• [What is required]
Give only the number of lines in the records that include "this".

(App and web page records)
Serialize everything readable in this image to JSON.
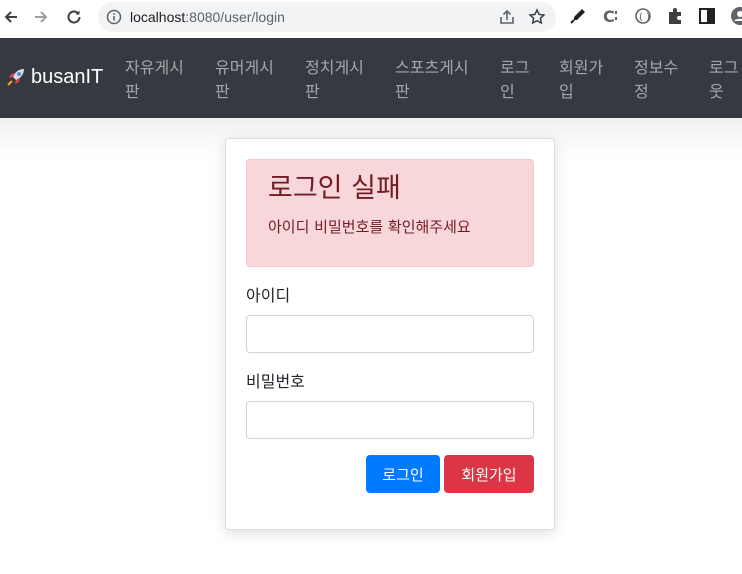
{
  "browser": {
    "url_host": "localhost",
    "url_rest": ":8080/user/login"
  },
  "navbar": {
    "brand": "busanIT",
    "links": [
      {
        "line1": "자유게시",
        "line2": "판"
      },
      {
        "line1": "유머게시",
        "line2": "판"
      },
      {
        "line1": "정치게시",
        "line2": "판"
      },
      {
        "line1": "스포츠게시",
        "line2": "판"
      },
      {
        "line1": "로그",
        "line2": "인"
      },
      {
        "line1": "회원가",
        "line2": "입"
      },
      {
        "line1": "정보수",
        "line2": "정"
      },
      {
        "line1": "로그",
        "line2": "웃"
      }
    ]
  },
  "alert": {
    "heading": "로그인 실패",
    "message": "아이디 비밀번호를 확인해주세요"
  },
  "form": {
    "username_label": "아이디",
    "username_value": "",
    "password_label": "비밀번호",
    "password_value": "",
    "login_button": "로그인",
    "signup_button": "회원가입"
  },
  "colors": {
    "navbar_bg": "#343a40",
    "alert_bg": "#f8d7da",
    "alert_text": "#721c24",
    "primary": "#007bff",
    "danger": "#dc3545"
  }
}
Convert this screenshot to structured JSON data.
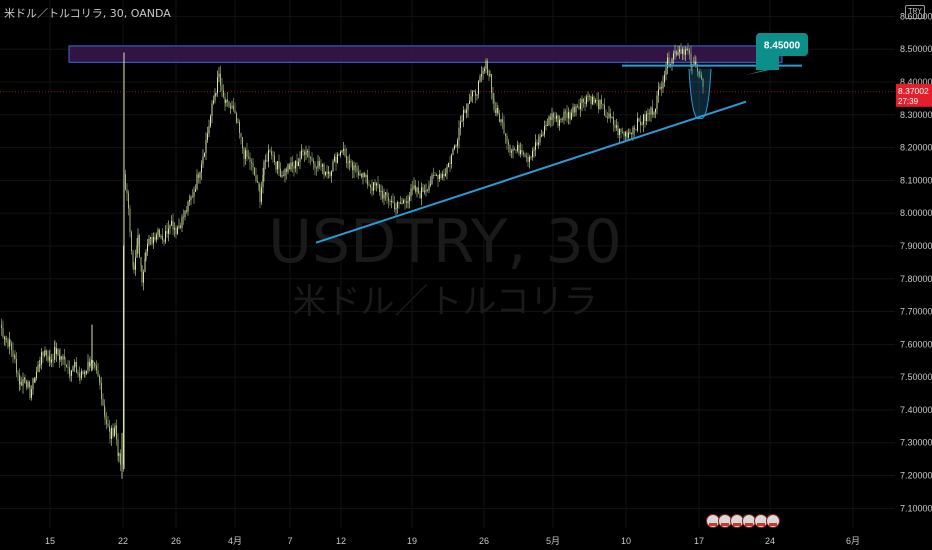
{
  "header": {
    "title": "米ドル／トルコリラ, 30, OANDA"
  },
  "currency_badge": "TRY",
  "watermark": {
    "symbol": "USDTRY, 30",
    "name": "米ドル／トルコリラ"
  },
  "colors": {
    "background": "#000000",
    "up_candle": "#d8e6a8",
    "down_candle": "#a3b878",
    "trendline": "#2a9bd6",
    "zone_fill": "#3a1650",
    "zone_border": "#3a6fd8",
    "current_price_bg": "#e21f2a",
    "callout_bg": "#0c8e8a"
  },
  "current_price": {
    "value": "8.37002",
    "countdown": "27:39"
  },
  "callout": {
    "text": "8.45000"
  },
  "chart_data": {
    "type": "candlestick",
    "title": "",
    "y_ticks": [
      "8.60000",
      "8.50000",
      "8.40000",
      "8.30000",
      "8.20000",
      "8.10000",
      "8.00000",
      "7.90000",
      "7.80000",
      "7.70000",
      "7.60000",
      "7.50000",
      "7.40000",
      "7.30000",
      "7.20000",
      "7.10000"
    ],
    "ylim": [
      7.04,
      8.65
    ],
    "x_ticks": [
      "15",
      "22",
      "26",
      "4月",
      "7",
      "12",
      "19",
      "26",
      "5月",
      "10",
      "17",
      "24",
      "6月"
    ],
    "series": [
      {
        "x": 0,
        "y": 7.66
      },
      {
        "x": 5,
        "y": 7.62
      },
      {
        "x": 10,
        "y": 7.6
      },
      {
        "x": 15,
        "y": 7.55
      },
      {
        "x": 20,
        "y": 7.48
      },
      {
        "x": 25,
        "y": 7.5
      },
      {
        "x": 30,
        "y": 7.45
      },
      {
        "x": 35,
        "y": 7.5
      },
      {
        "x": 40,
        "y": 7.55
      },
      {
        "x": 45,
        "y": 7.58
      },
      {
        "x": 50,
        "y": 7.55
      },
      {
        "x": 55,
        "y": 7.58
      },
      {
        "x": 60,
        "y": 7.56
      },
      {
        "x": 65,
        "y": 7.55
      },
      {
        "x": 70,
        "y": 7.52
      },
      {
        "x": 75,
        "y": 7.53
      },
      {
        "x": 80,
        "y": 7.5
      },
      {
        "x": 85,
        "y": 7.52
      },
      {
        "x": 90,
        "y": 7.55
      },
      {
        "x": 95,
        "y": 7.52
      },
      {
        "x": 100,
        "y": 7.48
      },
      {
        "x": 105,
        "y": 7.38
      },
      {
        "x": 110,
        "y": 7.32
      },
      {
        "x": 115,
        "y": 7.35
      },
      {
        "x": 119,
        "y": 7.25
      },
      {
        "x": 122,
        "y": 7.22
      },
      {
        "x": 124,
        "y": 8.12
      },
      {
        "x": 127,
        "y": 8.05
      },
      {
        "x": 130,
        "y": 7.95
      },
      {
        "x": 134,
        "y": 7.82
      },
      {
        "x": 138,
        "y": 7.92
      },
      {
        "x": 142,
        "y": 7.8
      },
      {
        "x": 146,
        "y": 7.9
      },
      {
        "x": 152,
        "y": 7.92
      },
      {
        "x": 158,
        "y": 7.95
      },
      {
        "x": 164,
        "y": 7.92
      },
      {
        "x": 170,
        "y": 7.98
      },
      {
        "x": 176,
        "y": 7.95
      },
      {
        "x": 182,
        "y": 7.98
      },
      {
        "x": 188,
        "y": 8.02
      },
      {
        "x": 194,
        "y": 8.07
      },
      {
        "x": 200,
        "y": 8.14
      },
      {
        "x": 206,
        "y": 8.22
      },
      {
        "x": 212,
        "y": 8.32
      },
      {
        "x": 216,
        "y": 8.38
      },
      {
        "x": 219,
        "y": 8.42
      },
      {
        "x": 222,
        "y": 8.36
      },
      {
        "x": 226,
        "y": 8.33
      },
      {
        "x": 232,
        "y": 8.32
      },
      {
        "x": 238,
        "y": 8.26
      },
      {
        "x": 244,
        "y": 8.18
      },
      {
        "x": 250,
        "y": 8.16
      },
      {
        "x": 256,
        "y": 8.1
      },
      {
        "x": 260,
        "y": 8.05
      },
      {
        "x": 264,
        "y": 8.14
      },
      {
        "x": 270,
        "y": 8.2
      },
      {
        "x": 276,
        "y": 8.15
      },
      {
        "x": 282,
        "y": 8.12
      },
      {
        "x": 288,
        "y": 8.14
      },
      {
        "x": 294,
        "y": 8.14
      },
      {
        "x": 300,
        "y": 8.17
      },
      {
        "x": 306,
        "y": 8.2
      },
      {
        "x": 312,
        "y": 8.16
      },
      {
        "x": 318,
        "y": 8.15
      },
      {
        "x": 324,
        "y": 8.13
      },
      {
        "x": 330,
        "y": 8.13
      },
      {
        "x": 336,
        "y": 8.17
      },
      {
        "x": 342,
        "y": 8.2
      },
      {
        "x": 348,
        "y": 8.15
      },
      {
        "x": 354,
        "y": 8.13
      },
      {
        "x": 360,
        "y": 8.13
      },
      {
        "x": 366,
        "y": 8.1
      },
      {
        "x": 372,
        "y": 8.08
      },
      {
        "x": 378,
        "y": 8.08
      },
      {
        "x": 384,
        "y": 8.05
      },
      {
        "x": 390,
        "y": 8.04
      },
      {
        "x": 396,
        "y": 8.02
      },
      {
        "x": 402,
        "y": 8.03
      },
      {
        "x": 408,
        "y": 8.05
      },
      {
        "x": 414,
        "y": 8.07
      },
      {
        "x": 420,
        "y": 8.06
      },
      {
        "x": 426,
        "y": 8.08
      },
      {
        "x": 432,
        "y": 8.1
      },
      {
        "x": 438,
        "y": 8.12
      },
      {
        "x": 444,
        "y": 8.12
      },
      {
        "x": 450,
        "y": 8.16
      },
      {
        "x": 456,
        "y": 8.22
      },
      {
        "x": 462,
        "y": 8.3
      },
      {
        "x": 468,
        "y": 8.34
      },
      {
        "x": 474,
        "y": 8.36
      },
      {
        "x": 480,
        "y": 8.4
      },
      {
        "x": 486,
        "y": 8.45
      },
      {
        "x": 490,
        "y": 8.42
      },
      {
        "x": 494,
        "y": 8.32
      },
      {
        "x": 498,
        "y": 8.3
      },
      {
        "x": 504,
        "y": 8.26
      },
      {
        "x": 510,
        "y": 8.2
      },
      {
        "x": 516,
        "y": 8.19
      },
      {
        "x": 522,
        "y": 8.2
      },
      {
        "x": 528,
        "y": 8.17
      },
      {
        "x": 534,
        "y": 8.2
      },
      {
        "x": 540,
        "y": 8.22
      },
      {
        "x": 546,
        "y": 8.27
      },
      {
        "x": 552,
        "y": 8.3
      },
      {
        "x": 558,
        "y": 8.28
      },
      {
        "x": 564,
        "y": 8.3
      },
      {
        "x": 570,
        "y": 8.3
      },
      {
        "x": 576,
        "y": 8.33
      },
      {
        "x": 582,
        "y": 8.34
      },
      {
        "x": 588,
        "y": 8.36
      },
      {
        "x": 594,
        "y": 8.34
      },
      {
        "x": 600,
        "y": 8.33
      },
      {
        "x": 606,
        "y": 8.3
      },
      {
        "x": 612,
        "y": 8.28
      },
      {
        "x": 618,
        "y": 8.25
      },
      {
        "x": 624,
        "y": 8.24
      },
      {
        "x": 630,
        "y": 8.25
      },
      {
        "x": 636,
        "y": 8.27
      },
      {
        "x": 642,
        "y": 8.28
      },
      {
        "x": 648,
        "y": 8.3
      },
      {
        "x": 654,
        "y": 8.32
      },
      {
        "x": 660,
        "y": 8.38
      },
      {
        "x": 666,
        "y": 8.45
      },
      {
        "x": 672,
        "y": 8.48
      },
      {
        "x": 678,
        "y": 8.5
      },
      {
        "x": 684,
        "y": 8.5
      },
      {
        "x": 688,
        "y": 8.49
      },
      {
        "x": 692,
        "y": 8.44
      },
      {
        "x": 696,
        "y": 8.46
      },
      {
        "x": 700,
        "y": 8.42
      },
      {
        "x": 704,
        "y": 8.37
      }
    ],
    "resistance_zone": {
      "y_top": 8.51,
      "y_bottom": 8.46,
      "x_start": 69,
      "x_end": 782
    },
    "horizontal_line": {
      "y": 8.45,
      "x_start": 622,
      "x_end": 802
    },
    "trendline": {
      "x1": 316,
      "y1": 7.91,
      "x2": 746,
      "y2": 8.34
    },
    "projection": {
      "x_center": 700,
      "y_top": 8.44,
      "y_bottom": 8.29
    }
  }
}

• [Answer space]
2